The Swedish government, which is the biggest owner in Telia Sonera, demanded an explanation from the telecom company on Wednesday, after it was revealed that its technology helps dictators and authoritarian regimes such as Belarus and Azerbaijan monitor their citizens.
The Minister for Financial Markets Peter Norman will meet with the chairman of Telia Sonera Anders Narvinger. In a written statement, he says he wants the company to present a plan for how its work with democracy in its partner companies.
In the statement, he says that "government owned companies must have a thought through strategy for dealing with human rights. The state owned companies are expected to work actively with these issues in their own companies as well as in co-operation with partners and subsidiaries".
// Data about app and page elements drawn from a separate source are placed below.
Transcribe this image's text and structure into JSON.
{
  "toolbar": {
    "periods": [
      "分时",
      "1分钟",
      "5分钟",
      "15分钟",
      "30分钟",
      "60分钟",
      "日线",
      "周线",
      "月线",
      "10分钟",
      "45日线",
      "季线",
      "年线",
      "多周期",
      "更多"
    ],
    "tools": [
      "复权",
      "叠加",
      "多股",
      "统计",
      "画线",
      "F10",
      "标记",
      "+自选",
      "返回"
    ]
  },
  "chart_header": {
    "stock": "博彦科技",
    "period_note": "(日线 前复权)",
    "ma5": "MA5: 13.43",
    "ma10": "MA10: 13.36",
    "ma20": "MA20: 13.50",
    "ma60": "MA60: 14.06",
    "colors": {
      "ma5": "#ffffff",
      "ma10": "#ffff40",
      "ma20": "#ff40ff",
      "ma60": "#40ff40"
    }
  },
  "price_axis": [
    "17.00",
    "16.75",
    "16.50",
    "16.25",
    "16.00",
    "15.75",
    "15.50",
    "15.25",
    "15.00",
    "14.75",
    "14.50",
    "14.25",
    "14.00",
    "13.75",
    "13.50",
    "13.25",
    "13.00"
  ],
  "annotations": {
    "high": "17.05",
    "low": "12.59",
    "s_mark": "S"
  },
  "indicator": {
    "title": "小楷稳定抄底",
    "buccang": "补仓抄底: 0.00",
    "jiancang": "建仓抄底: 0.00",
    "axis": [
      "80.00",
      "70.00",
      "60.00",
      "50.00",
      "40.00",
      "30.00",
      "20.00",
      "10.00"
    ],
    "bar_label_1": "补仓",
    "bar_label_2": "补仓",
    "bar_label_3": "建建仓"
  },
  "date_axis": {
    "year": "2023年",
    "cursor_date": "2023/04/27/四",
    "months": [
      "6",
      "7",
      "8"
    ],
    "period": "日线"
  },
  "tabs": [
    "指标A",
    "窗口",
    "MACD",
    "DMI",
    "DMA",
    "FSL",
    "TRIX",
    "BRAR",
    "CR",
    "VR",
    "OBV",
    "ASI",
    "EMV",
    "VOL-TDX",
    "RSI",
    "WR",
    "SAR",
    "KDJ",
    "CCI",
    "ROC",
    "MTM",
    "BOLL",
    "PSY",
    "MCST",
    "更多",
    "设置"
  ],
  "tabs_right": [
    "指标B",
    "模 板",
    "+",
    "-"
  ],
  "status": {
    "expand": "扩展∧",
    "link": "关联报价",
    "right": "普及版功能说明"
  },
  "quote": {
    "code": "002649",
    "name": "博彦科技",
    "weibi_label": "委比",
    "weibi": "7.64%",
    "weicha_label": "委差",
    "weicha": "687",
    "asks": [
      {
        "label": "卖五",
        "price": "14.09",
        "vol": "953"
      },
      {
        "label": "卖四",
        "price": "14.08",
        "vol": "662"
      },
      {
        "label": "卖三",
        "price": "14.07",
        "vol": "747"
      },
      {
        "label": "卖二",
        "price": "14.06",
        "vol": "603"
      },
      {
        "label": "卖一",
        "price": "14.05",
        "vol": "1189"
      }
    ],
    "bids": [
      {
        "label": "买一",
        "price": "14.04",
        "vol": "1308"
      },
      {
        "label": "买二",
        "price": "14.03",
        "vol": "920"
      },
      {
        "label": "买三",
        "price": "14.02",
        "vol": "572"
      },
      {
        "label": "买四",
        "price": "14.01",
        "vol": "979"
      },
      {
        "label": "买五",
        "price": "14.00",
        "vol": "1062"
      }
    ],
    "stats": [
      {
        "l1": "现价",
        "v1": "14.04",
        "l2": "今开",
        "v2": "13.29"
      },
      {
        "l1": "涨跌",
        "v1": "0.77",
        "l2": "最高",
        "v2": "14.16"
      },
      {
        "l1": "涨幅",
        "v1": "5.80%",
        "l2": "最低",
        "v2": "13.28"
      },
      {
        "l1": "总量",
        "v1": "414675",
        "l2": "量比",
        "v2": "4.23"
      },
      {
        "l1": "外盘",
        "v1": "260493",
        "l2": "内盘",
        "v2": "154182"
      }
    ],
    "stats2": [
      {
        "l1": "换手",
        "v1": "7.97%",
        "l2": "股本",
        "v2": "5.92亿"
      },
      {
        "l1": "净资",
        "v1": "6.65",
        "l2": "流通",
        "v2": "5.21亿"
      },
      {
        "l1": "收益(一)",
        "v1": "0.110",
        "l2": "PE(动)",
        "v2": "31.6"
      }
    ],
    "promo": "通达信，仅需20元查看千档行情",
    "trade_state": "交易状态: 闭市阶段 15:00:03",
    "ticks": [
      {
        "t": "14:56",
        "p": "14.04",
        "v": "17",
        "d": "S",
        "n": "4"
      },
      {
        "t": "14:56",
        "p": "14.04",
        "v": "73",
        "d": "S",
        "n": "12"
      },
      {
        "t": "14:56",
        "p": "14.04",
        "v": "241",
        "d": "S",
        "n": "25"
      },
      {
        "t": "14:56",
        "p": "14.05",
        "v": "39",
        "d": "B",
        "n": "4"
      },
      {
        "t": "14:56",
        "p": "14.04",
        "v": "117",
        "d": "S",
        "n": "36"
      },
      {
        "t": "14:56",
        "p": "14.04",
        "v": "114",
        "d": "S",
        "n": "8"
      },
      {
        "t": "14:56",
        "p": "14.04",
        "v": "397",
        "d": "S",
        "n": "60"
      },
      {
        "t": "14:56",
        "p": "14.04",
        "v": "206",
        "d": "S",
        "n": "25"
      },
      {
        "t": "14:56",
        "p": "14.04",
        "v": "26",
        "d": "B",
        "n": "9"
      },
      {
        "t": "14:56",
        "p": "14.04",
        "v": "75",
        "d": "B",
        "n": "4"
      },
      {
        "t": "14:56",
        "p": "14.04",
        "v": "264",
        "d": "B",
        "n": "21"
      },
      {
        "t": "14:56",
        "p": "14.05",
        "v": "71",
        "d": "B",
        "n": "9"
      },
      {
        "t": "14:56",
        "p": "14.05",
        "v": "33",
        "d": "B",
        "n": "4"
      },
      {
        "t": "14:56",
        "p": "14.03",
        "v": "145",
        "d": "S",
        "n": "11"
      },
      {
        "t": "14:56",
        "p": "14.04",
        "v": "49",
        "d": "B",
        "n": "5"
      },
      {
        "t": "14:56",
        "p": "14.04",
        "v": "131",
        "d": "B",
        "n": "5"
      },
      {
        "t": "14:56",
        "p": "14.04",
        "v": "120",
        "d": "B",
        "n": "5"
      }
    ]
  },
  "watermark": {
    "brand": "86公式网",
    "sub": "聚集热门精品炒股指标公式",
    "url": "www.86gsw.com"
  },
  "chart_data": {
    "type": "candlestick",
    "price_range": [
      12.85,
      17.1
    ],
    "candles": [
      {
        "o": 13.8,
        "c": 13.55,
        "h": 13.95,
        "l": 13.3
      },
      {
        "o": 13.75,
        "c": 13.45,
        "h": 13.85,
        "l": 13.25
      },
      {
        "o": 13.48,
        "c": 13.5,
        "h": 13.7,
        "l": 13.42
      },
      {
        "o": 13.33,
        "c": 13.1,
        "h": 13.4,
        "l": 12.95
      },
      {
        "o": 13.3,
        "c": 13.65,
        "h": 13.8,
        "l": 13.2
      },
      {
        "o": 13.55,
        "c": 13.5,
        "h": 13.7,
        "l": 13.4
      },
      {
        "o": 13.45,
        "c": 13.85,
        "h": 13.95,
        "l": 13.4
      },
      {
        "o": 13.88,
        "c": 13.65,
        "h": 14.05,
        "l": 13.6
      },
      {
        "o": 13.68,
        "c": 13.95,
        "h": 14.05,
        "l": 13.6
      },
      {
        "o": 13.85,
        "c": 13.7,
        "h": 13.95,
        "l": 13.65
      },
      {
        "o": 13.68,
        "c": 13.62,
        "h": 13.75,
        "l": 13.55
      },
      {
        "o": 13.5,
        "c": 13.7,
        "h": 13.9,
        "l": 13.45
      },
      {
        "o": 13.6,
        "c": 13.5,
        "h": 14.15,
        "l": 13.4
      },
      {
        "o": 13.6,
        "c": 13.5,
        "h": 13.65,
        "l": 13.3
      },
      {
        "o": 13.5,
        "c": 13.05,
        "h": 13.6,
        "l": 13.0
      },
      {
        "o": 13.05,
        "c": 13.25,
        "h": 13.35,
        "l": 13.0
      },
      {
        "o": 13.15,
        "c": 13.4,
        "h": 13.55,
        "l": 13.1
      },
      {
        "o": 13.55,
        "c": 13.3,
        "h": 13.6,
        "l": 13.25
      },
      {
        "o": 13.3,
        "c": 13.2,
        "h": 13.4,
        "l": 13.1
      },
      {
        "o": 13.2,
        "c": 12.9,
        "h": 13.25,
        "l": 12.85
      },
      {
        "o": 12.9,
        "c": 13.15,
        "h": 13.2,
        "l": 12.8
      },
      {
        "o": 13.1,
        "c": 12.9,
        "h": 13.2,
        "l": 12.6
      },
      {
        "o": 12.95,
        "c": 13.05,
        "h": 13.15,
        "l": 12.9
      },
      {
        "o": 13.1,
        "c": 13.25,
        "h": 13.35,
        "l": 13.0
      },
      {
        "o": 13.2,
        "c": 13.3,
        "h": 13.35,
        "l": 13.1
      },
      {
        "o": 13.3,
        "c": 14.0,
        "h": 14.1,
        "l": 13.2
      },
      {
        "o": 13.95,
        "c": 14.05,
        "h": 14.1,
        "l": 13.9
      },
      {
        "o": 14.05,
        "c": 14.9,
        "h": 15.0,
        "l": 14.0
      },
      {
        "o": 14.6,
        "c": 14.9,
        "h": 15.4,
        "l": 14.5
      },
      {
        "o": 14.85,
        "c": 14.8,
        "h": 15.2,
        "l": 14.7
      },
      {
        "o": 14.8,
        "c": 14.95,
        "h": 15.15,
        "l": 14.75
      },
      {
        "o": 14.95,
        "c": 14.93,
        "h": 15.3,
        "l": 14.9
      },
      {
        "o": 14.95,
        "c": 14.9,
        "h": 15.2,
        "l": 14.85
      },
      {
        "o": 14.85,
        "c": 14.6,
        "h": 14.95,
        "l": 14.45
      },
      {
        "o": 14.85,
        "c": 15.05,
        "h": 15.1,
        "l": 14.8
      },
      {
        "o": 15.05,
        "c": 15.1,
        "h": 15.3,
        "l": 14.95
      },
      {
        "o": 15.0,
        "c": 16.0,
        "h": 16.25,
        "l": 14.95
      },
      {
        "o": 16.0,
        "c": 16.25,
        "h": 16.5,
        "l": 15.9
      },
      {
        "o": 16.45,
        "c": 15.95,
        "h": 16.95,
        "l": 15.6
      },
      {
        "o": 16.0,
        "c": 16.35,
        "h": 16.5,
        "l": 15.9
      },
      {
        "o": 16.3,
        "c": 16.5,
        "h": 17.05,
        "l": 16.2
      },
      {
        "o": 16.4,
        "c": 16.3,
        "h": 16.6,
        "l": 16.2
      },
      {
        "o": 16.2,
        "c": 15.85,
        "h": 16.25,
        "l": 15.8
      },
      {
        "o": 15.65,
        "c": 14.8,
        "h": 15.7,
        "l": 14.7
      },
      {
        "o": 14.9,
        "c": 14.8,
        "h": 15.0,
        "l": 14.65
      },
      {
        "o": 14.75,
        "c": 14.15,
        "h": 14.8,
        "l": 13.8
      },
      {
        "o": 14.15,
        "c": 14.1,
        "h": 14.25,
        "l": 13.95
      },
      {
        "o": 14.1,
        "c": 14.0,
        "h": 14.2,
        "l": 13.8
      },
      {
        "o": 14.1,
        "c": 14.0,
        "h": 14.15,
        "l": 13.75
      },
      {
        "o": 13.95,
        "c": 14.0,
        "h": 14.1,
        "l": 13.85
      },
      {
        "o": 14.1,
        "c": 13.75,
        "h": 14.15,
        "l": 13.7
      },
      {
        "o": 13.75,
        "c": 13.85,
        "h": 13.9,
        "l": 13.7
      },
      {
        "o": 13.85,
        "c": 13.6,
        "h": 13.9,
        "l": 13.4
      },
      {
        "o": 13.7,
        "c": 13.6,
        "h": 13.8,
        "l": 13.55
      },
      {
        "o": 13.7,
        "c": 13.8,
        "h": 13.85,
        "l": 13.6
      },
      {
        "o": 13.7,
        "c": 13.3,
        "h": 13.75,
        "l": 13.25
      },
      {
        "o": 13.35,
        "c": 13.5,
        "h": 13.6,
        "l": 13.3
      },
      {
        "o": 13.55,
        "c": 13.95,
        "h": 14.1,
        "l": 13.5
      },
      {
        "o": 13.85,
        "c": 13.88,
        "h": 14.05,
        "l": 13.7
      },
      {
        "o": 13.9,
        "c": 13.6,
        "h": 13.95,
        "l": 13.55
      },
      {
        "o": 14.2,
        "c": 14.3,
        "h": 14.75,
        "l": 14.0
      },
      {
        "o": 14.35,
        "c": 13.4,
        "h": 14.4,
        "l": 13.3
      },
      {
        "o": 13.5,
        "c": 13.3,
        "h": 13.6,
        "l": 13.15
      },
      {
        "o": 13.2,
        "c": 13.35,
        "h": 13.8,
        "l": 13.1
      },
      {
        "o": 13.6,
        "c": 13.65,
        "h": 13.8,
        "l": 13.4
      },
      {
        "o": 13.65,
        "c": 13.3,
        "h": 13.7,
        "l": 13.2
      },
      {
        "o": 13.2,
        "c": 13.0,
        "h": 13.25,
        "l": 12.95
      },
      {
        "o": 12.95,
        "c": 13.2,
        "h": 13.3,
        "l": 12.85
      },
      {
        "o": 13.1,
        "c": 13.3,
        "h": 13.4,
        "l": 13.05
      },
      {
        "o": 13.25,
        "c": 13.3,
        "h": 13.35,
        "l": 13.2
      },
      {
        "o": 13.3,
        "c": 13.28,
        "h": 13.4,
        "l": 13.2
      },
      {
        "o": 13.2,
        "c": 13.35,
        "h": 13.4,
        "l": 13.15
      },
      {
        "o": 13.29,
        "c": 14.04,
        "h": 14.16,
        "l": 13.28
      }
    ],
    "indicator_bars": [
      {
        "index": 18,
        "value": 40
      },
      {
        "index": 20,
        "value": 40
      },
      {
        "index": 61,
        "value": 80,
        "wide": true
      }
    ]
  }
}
According to Swedish Television's investigative programme "Uppdrag granskning" Telia Sonera, through a subsidiary, active in several countries, provides information to security services in Uzbekistan, Kazakhstan, Tadzhikistan, Azerbaijan, Georgia and Belarus.
"The conclusion is obvious. If I call my friend and I directly hear a reaction over the police radio, it means they are very efficient," says Dimitri, a union representative in Belarus. "That was the first time I noticed that they were tapping my phone."
It has long been a concern that telecom companies can be used to monitor political opponents in authoritarian regimes.
According to the programme Telia Sonera has installed a system allowing national security services in several central Asian countries to locate individuals through their cell phones. They system also provides easy access to text messages and phone calls.
In an interview with Swedish Radio, Foreign minister Carl Bildt says he does not think a government intervention will make much difference, as it has a "minority post in a company that has a minority post in another company abroad". Asked by the reporter about the allegations that the intelligence service is offered their own offices on the premises of the telecom company, Bildt says: "Well, I wouldn't be offering them offices, but I do not know what has happened. They will have to sort that out, actually".